[Start of Attachment]
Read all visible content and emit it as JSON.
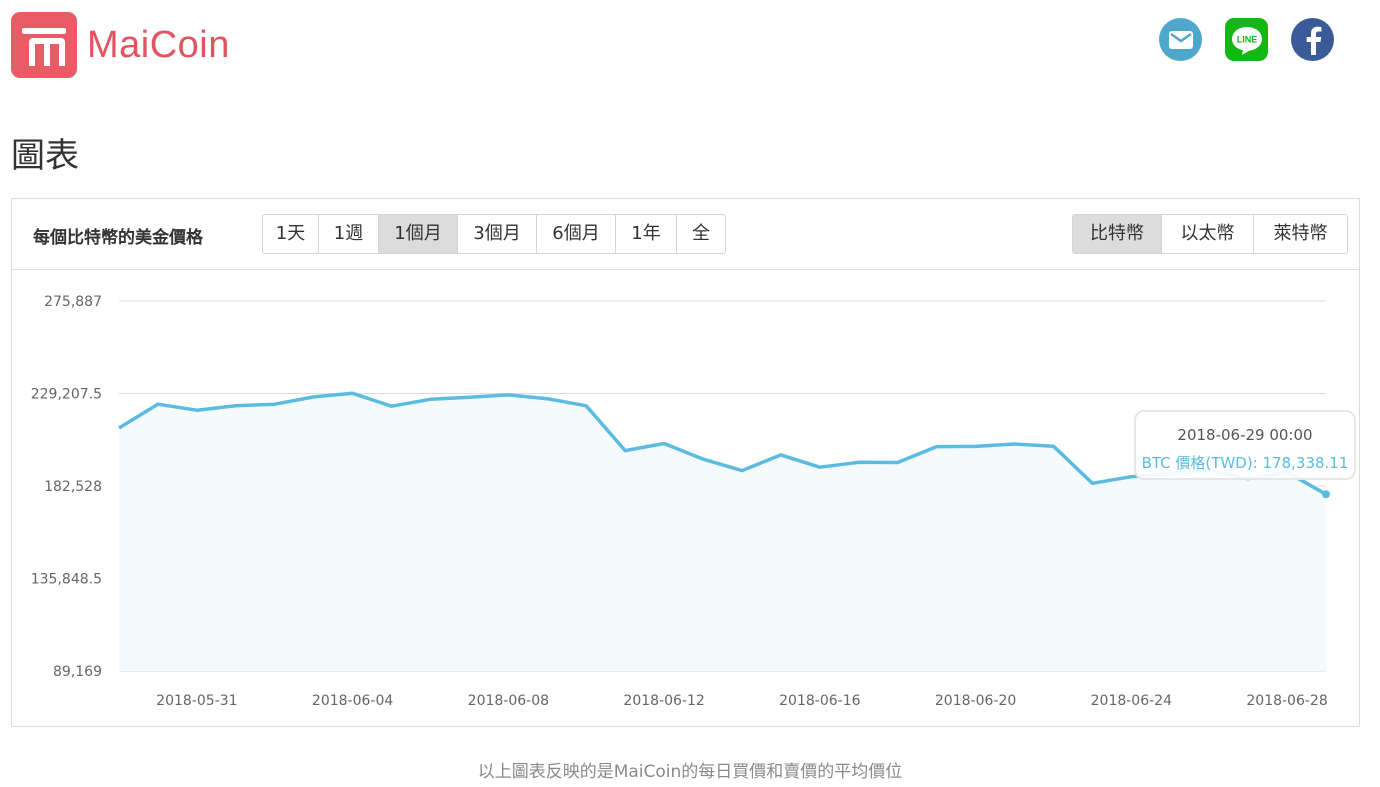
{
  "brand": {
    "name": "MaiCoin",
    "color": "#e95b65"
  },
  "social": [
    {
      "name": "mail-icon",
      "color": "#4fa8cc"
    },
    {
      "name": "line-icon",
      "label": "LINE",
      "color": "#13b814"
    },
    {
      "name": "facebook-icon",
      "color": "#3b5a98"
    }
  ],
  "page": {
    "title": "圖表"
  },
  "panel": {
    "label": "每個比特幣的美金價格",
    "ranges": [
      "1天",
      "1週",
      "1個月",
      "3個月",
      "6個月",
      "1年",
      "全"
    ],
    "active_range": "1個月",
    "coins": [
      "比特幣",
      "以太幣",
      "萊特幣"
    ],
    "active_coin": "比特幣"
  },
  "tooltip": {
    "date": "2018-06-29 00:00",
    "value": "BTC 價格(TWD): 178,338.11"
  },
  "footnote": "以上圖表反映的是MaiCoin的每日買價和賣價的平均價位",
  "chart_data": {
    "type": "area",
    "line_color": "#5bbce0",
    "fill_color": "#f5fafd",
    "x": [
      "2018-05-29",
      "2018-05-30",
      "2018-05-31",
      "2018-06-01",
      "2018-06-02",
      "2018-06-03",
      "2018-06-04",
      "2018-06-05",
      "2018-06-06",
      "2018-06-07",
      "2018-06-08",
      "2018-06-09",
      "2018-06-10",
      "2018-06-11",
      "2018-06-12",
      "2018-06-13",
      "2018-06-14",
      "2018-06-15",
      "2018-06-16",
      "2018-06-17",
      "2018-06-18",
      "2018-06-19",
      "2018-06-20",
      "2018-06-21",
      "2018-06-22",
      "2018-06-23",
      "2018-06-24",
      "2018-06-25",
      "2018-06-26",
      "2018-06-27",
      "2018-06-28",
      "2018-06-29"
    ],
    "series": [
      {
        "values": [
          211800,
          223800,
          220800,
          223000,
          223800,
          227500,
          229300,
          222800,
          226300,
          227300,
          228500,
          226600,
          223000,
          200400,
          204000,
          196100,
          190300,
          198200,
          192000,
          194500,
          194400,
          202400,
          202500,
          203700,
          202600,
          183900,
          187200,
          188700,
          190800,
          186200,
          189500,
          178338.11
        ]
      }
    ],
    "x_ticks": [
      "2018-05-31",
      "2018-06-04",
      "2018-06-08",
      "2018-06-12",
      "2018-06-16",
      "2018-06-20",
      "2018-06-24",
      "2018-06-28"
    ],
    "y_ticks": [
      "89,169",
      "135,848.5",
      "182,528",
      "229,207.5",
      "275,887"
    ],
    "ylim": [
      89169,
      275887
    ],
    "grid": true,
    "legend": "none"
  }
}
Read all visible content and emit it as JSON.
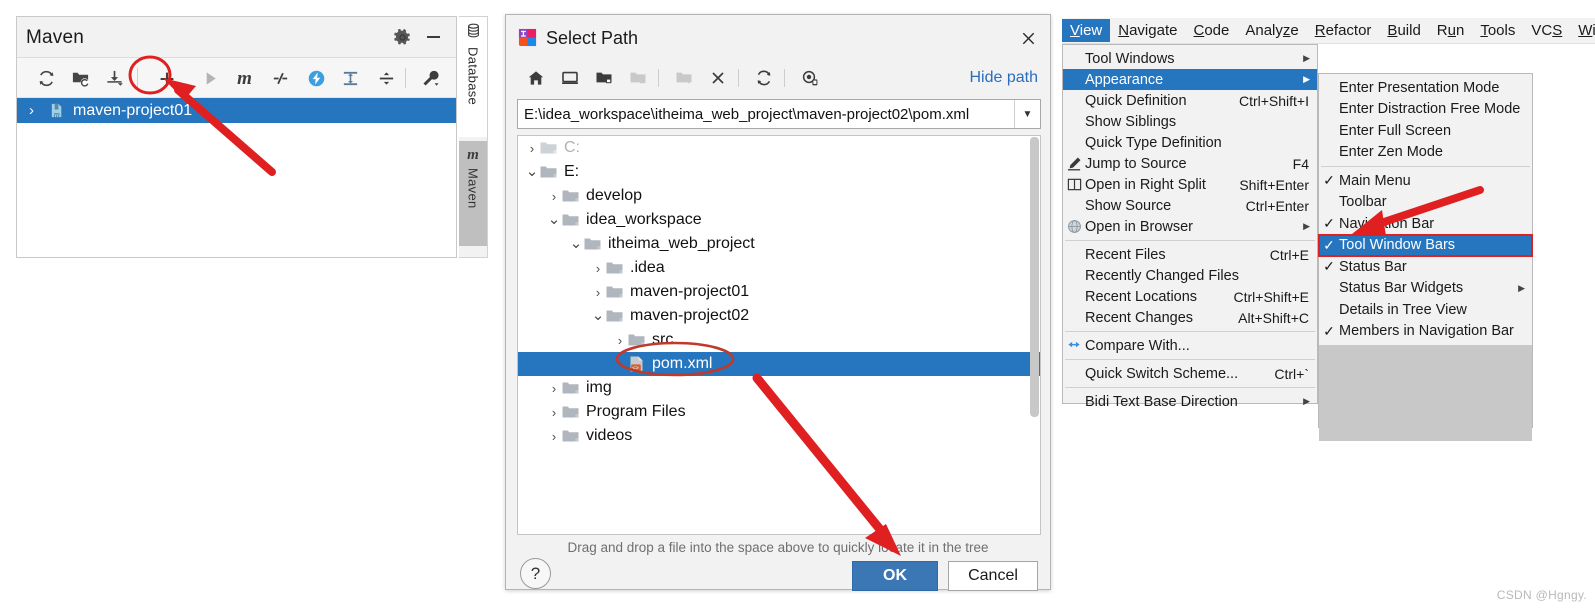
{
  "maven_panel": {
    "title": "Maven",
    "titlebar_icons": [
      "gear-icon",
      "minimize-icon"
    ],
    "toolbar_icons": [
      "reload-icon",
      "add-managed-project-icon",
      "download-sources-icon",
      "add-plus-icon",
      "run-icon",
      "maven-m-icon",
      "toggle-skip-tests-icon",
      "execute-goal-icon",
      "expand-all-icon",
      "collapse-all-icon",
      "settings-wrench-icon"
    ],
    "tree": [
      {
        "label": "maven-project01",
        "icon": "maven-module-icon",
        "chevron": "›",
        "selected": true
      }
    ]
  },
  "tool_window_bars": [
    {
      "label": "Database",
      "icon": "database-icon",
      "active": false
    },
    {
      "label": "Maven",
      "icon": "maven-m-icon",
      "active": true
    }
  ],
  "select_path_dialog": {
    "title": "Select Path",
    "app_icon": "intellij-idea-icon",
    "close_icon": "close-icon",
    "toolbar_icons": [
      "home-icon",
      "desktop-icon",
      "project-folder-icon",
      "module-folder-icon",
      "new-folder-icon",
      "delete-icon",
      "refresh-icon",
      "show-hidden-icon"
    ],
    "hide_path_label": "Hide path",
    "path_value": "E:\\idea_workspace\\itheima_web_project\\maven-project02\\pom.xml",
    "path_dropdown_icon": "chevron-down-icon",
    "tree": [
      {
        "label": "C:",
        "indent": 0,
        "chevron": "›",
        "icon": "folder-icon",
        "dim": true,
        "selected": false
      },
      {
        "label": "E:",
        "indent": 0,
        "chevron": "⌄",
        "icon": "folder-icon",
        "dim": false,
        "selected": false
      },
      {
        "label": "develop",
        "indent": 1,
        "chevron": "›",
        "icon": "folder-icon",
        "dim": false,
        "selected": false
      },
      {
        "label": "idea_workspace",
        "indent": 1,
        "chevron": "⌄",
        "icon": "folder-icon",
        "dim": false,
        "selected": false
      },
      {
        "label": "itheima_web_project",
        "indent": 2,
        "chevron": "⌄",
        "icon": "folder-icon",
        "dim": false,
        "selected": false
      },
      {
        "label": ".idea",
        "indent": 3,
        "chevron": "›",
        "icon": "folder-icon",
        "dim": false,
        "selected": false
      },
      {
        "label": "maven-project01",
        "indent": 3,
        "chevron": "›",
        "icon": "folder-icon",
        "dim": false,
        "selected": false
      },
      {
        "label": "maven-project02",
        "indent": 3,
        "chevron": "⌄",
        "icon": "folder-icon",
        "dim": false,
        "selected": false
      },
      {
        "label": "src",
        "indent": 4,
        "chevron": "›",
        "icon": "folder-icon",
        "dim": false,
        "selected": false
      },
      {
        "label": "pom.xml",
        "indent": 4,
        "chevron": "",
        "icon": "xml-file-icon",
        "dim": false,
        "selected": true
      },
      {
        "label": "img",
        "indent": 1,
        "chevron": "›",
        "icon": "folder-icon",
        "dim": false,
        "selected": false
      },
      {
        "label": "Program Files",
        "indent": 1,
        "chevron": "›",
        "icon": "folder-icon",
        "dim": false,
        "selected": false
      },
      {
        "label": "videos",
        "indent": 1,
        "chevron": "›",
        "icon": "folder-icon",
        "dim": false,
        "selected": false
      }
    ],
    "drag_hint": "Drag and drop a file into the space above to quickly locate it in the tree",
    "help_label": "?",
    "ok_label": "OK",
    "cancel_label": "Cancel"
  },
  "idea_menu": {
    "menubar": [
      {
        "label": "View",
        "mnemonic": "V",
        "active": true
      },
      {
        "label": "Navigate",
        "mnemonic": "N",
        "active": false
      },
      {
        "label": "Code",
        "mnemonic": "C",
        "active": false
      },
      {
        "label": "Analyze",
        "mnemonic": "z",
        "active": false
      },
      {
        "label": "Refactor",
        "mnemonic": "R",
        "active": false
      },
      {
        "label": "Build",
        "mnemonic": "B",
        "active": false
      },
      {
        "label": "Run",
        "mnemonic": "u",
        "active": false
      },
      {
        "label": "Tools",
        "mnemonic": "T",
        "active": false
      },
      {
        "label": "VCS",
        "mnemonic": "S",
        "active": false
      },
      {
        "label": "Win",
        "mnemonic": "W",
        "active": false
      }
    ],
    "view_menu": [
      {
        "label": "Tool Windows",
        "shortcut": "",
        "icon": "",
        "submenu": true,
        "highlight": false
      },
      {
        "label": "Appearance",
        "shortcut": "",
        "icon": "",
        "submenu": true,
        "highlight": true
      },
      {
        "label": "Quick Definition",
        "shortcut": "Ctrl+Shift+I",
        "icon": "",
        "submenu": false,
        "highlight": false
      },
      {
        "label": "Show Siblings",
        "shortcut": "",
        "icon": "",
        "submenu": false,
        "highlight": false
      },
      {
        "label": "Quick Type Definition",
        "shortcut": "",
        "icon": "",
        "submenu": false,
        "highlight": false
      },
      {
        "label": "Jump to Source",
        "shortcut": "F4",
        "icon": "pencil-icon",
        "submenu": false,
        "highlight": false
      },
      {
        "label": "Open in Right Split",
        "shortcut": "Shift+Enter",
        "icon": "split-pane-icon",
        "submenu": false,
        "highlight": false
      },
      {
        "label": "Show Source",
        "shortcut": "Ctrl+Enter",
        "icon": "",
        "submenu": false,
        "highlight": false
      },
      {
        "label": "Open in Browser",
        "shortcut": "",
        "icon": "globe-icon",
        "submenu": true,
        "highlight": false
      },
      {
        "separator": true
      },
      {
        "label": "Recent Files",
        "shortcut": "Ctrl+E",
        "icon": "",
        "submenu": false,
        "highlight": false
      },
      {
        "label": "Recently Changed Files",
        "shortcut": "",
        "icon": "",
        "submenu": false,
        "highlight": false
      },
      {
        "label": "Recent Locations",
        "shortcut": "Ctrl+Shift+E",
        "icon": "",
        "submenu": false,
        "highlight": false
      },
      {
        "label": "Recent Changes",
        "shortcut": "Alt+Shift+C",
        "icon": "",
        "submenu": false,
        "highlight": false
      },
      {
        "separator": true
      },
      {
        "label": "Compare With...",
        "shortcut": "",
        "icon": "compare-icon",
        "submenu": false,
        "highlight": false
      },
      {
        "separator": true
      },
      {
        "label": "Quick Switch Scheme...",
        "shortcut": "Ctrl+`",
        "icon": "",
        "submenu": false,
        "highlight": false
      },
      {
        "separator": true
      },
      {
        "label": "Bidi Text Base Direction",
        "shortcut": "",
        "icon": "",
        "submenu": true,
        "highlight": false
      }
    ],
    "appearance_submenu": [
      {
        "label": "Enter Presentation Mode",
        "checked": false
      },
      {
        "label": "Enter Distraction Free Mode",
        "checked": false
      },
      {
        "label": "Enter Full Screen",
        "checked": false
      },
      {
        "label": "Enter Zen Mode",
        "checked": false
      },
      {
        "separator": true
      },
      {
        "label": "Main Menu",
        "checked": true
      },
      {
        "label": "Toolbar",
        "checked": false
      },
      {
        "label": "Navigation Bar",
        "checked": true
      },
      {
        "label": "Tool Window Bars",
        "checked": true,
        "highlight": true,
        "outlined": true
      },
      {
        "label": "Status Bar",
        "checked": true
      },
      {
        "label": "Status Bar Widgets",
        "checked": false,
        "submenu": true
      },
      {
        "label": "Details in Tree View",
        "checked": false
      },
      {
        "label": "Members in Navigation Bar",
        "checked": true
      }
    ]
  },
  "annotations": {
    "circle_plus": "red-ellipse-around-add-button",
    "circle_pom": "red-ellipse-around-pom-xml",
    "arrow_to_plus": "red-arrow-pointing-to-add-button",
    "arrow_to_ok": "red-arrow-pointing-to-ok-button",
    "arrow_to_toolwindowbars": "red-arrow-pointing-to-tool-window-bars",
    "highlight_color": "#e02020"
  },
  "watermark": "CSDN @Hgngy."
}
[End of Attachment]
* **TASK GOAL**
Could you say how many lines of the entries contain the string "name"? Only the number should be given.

* **RESPONSE TO THE EXERCISE**
4